Adding items to the queue

Now we need to write our log() method, which we can call from any thread to add a string to the queue for subsequent logging. The method we use on the blocking queue for this is put(). This adds an item immediately to the queue if it has space, else waits for space to become available:

  public void log(String str) {
    if (shuttingDown || loggerTerminated) return;
    try {
    } catch (InterruptedException iex) {
      throw new RuntimeException("Unexpected interruption");

When we add an item to the queue, the logic of BlockingQueue will automatically handle "waking up" the logger thread (or any thread waiting for a job on the queue). This means that some time in the future, when the logger thread is scheduled in, it will pick up the item that we added to the queue (and if already running, say, on another processor, it is likely to pick it up immediately).

Again, because it's a blocking operation, we must handle the possibility of put() being interrupted. We could declare our log() method to throw InterruptionException. But requiring every log operation to handle this exception makes for a slightly messy API for what will be an unlikely scenario in practice. So we just re-cast the exception as a RuntimeException (which we don't have to explicitly declare and which the caller doesn't have to explicitly catch), remembering to re-mark the current thread as interrupted, in case the handler that eventually catches the RuntimeException wants to know this. (For more details on why this is good practice, see the section on thread interruption.)

Notice the first line of the method, where we check if the logger has shut down: if it has, then nothing is going to pull jobs off the queue, and the put() method would block forever if the queue was empty.

Shutting down the queue

We've really already dealt with this issue: we saw that our run() method waits for a special "shutdown" notification to be posted to the queue. So we just need our shutdown method to post this object to the queue:

public void shutDown() throws InterruptedException {
  shuttingDown = true;

We also set a "shutting down" flag, checked from the log() method, so that more messages won't be posted to the queue from this moment onwards.

In the design we've chosen, we assume that there'll be a well-defined "shutdown routine" in our application which will call the logger's shutDown() method, presumably towards the end of the shutdown process.
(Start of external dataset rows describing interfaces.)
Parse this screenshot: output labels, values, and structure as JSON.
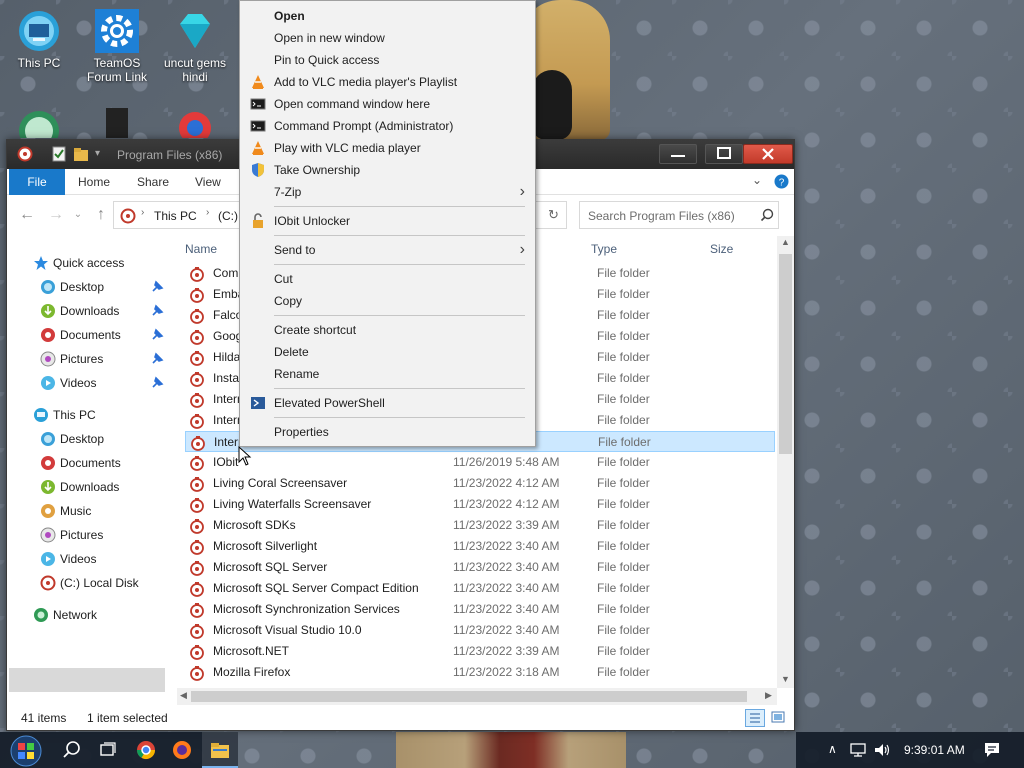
{
  "desktop": {
    "icons": [
      {
        "label": "This PC"
      },
      {
        "label": "TeamOS Forum Link"
      },
      {
        "label": "uncut gems hindi"
      }
    ]
  },
  "window": {
    "title": "Program Files (x86)",
    "ribbon_tabs": [
      "File",
      "Home",
      "Share",
      "View"
    ],
    "address": {
      "crumb": "This PC",
      "drive": "(C:)"
    },
    "search_placeholder": "Search Program Files (x86)",
    "nav": {
      "quick_access": "Quick access",
      "quick_items": [
        "Desktop",
        "Downloads",
        "Documents",
        "Pictures",
        "Videos"
      ],
      "this_pc": "This PC",
      "pc_items": [
        "Desktop",
        "Documents",
        "Downloads",
        "Music",
        "Pictures",
        "Videos",
        "(C:) Local Disk"
      ],
      "network": "Network"
    },
    "columns": {
      "name": "Name",
      "type": "Type",
      "size": "Size"
    },
    "files": [
      {
        "name": "Comm",
        "date": "",
        "type": "File folder"
      },
      {
        "name": "Embar",
        "date": "",
        "type": "File folder"
      },
      {
        "name": "Falcor",
        "date": "",
        "type": "File folder"
      },
      {
        "name": "Googl",
        "date": "",
        "type": "File folder"
      },
      {
        "name": "Hildab",
        "date": "",
        "type": "File folder"
      },
      {
        "name": "InstallS",
        "date": "",
        "type": "File folder"
      },
      {
        "name": "Interne",
        "date": "",
        "type": "File folder"
      },
      {
        "name": "Interne",
        "date": "",
        "type": "File folder"
      },
      {
        "name": "Intern",
        "date": "",
        "type": "File folder"
      },
      {
        "name": "IObit",
        "date": "11/26/2019 5:48 AM",
        "type": "File folder"
      },
      {
        "name": "Living Coral Screensaver",
        "date": "11/23/2022 4:12 AM",
        "type": "File folder"
      },
      {
        "name": "Living Waterfalls Screensaver",
        "date": "11/23/2022 4:12 AM",
        "type": "File folder"
      },
      {
        "name": "Microsoft SDKs",
        "date": "11/23/2022 3:39 AM",
        "type": "File folder"
      },
      {
        "name": "Microsoft Silverlight",
        "date": "11/23/2022 3:40 AM",
        "type": "File folder"
      },
      {
        "name": "Microsoft SQL Server",
        "date": "11/23/2022 3:40 AM",
        "type": "File folder"
      },
      {
        "name": "Microsoft SQL Server Compact Edition",
        "date": "11/23/2022 3:40 AM",
        "type": "File folder"
      },
      {
        "name": "Microsoft Synchronization Services",
        "date": "11/23/2022 3:40 AM",
        "type": "File folder"
      },
      {
        "name": "Microsoft Visual Studio 10.0",
        "date": "11/23/2022 3:40 AM",
        "type": "File folder"
      },
      {
        "name": "Microsoft.NET",
        "date": "11/23/2022 3:39 AM",
        "type": "File folder"
      },
      {
        "name": "Mozilla Firefox",
        "date": "11/23/2022 3:18 AM",
        "type": "File folder"
      }
    ],
    "status": {
      "count": "41 items",
      "selected": "1 item selected"
    }
  },
  "context_menu": {
    "items": [
      "Open",
      "Open in new window",
      "Pin to Quick access",
      "Add to VLC media player's Playlist",
      "Open command window here",
      "Command Prompt (Administrator)",
      "Play with VLC media player",
      "Take Ownership",
      "7-Zip",
      "IObit Unlocker",
      "Send to",
      "Cut",
      "Copy",
      "Create shortcut",
      "Delete",
      "Rename",
      "Elevated PowerShell",
      "Properties"
    ]
  },
  "taskbar": {
    "time": "9:39:01 AM"
  },
  "colors": {
    "accent": "#1979ca",
    "selection": "#cce8ff"
  }
}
Other things we could think about in a more sophisticated implementation include:

If you enjoy this Java programming article, please share with friends and colleagues. Follow the author on Twitter for the latest news and rants.

Editorial page content written by Neil Coffey. Copyright © Javamex UK 2021. All rights reserved.